Costa Perry Vitorino DF-SC-98-03115.jpg
António Vitorino in the middle
European Commissioner for Justice and Home Affairs
In office
13 September 1999 – 31 October 2004
President Romano Prodi
Preceded by Anita Gradin
Succeeded by Franco Frattini
Minister of the Presidency
In office
28 October 1995 – 25 November 1997
Prime Minister António Guterres
Preceded by Fernando Nogueira
Succeeded by Jorge Coelho
Minister of Defence
In office
28 October 1995 – 25 November 1997
Prime Minister António Guterres
Preceded by António Figueiredo Lopes
Succeeded by José Veiga Simão
Personal details
Born 12 January 1957 (age 58)
Lisbon, Portugal
Political party Socialist
Profession Lawyer

António Vitorino (12 January 1957 in Lisbon; Portuguese pronunciation: [ɐ̃ˈtɔniu vituˈɾinu]) is a Portuguese politician and member of the Socialist Party (PS).

Career[edit]

Vitorino graduated in law from the University of Lisbon. A lawyer by training, he was first elected to Parliament in 1980. He was part of the Portuguese administration in Macau, returning in 1989 to become a judge of the Constitutional Court.

In 1995, he became minister for defence and deputy prime minister in the first government of António Guterres. He resigned in 1997 for being suspected of tax evasion.[1] After being cleared of the charges, he was appointed European Commissioner for Justice and Home Affairs.[2]

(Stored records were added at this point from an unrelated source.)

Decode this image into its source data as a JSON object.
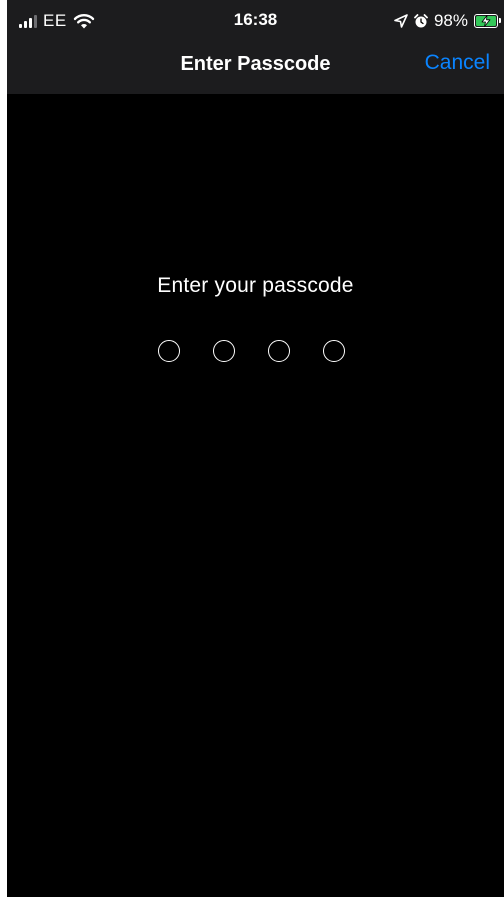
{
  "status_bar": {
    "carrier": "EE",
    "time": "16:38",
    "battery_percent": "98%",
    "battery_level": 0.98,
    "charging": true,
    "icons": [
      "signal-icon",
      "wifi-icon",
      "location-icon",
      "alarm-icon",
      "battery-icon"
    ]
  },
  "nav": {
    "title": "Enter Passcode",
    "cancel_label": "Cancel"
  },
  "passcode": {
    "prompt": "Enter your passcode",
    "digit_count": 4,
    "filled_count": 0
  },
  "colors": {
    "accent": "#0a84ff",
    "background": "#000000",
    "bar_background": "#1c1c1e",
    "battery_fill": "#34c759"
  }
}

In 2004, Vitorino refused to run for leader of the Socialist Party after the resignation of Ferro Rodrigues, despite being overwhelmingly the favourite candidate.[citation needed] José Sócrates become the new leader of the party instead of Vitorino.

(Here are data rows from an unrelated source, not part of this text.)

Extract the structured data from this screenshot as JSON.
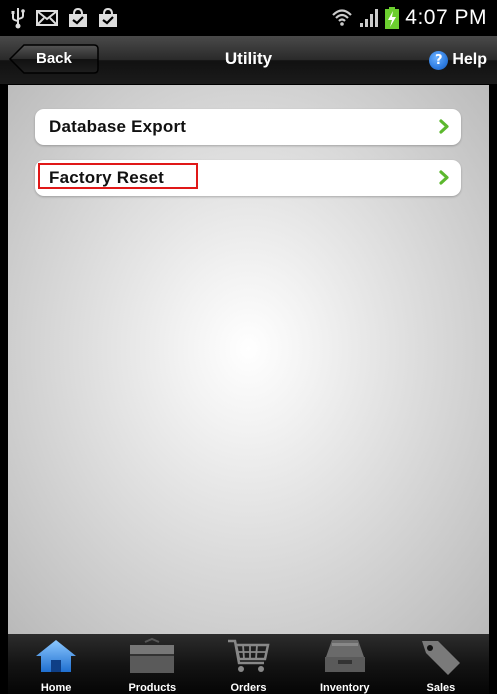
{
  "status_bar": {
    "icons_left": [
      "usb-icon",
      "mail-icon",
      "shopping-bag-icon",
      "shopping-bag-icon"
    ],
    "icons_right": [
      "wifi-icon",
      "signal-icon",
      "battery-charging-icon"
    ],
    "time": "4:07 PM"
  },
  "nav": {
    "back_label": "Back",
    "title": "Utility",
    "help_icon_glyph": "?",
    "help_label": "Help"
  },
  "menu": {
    "items": [
      {
        "label": "Database Export",
        "icon": "chevron-right-icon"
      },
      {
        "label": "Factory Reset",
        "icon": "chevron-right-icon",
        "highlighted": true
      }
    ]
  },
  "tabs": [
    {
      "label": "Home",
      "icon": "home-icon",
      "selected": true
    },
    {
      "label": "Products",
      "icon": "box-icon",
      "selected": false
    },
    {
      "label": "Orders",
      "icon": "shopping-cart-icon",
      "selected": false
    },
    {
      "label": "Inventory",
      "icon": "file-tray-icon",
      "selected": false
    },
    {
      "label": "Sales",
      "icon": "price-tag-icon",
      "selected": false
    }
  ],
  "colors": {
    "accent_green": "#5cb82e",
    "help_blue": "#2f7de1",
    "highlight_red": "#e01818",
    "selected_tab_blue": "#3a8fe6"
  }
}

Vitorino also has an ongoing role as commentator for RTP 1's programme Notas Soltas hosted by television journalist Judite Sousa (pt).[3]

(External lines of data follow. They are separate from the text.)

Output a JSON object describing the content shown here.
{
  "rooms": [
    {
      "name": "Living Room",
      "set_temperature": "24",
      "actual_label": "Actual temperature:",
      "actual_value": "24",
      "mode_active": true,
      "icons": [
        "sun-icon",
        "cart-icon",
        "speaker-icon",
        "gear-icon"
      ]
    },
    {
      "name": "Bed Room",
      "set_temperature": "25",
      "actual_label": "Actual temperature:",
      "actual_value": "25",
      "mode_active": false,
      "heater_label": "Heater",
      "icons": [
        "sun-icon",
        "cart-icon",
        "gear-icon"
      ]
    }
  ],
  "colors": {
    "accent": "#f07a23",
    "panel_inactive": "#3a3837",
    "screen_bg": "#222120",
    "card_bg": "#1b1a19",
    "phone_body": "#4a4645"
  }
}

Vitorino serves as an Honorary Co-Chair for the World Justice Project.[4]

Antonio Vitorino is the President of Notre Europe, the European think tank founded by Jacques Delors, since June 2011.

Personal life[edit]

Vitorino is married and has two children.

References[edit]

  1. ^ "Portuguese Prime Minister Accepts Aide's Resignation". Washington Post. 23 November 1997. Retrieved 14 June 2010. 
  2. ^ "EC call for Euro green card". CNN. 12 July 2001. Retrieved 14 June 2010. 
  3. ^ "As Notas Soltas de António Vitorino". Retrieved 14 June 2010. 
  4. ^ "Honorary Chairs – World Justice Project". Archived from the original on 2 October 2010. Retrieved 30 August 2010. 

External links[edit]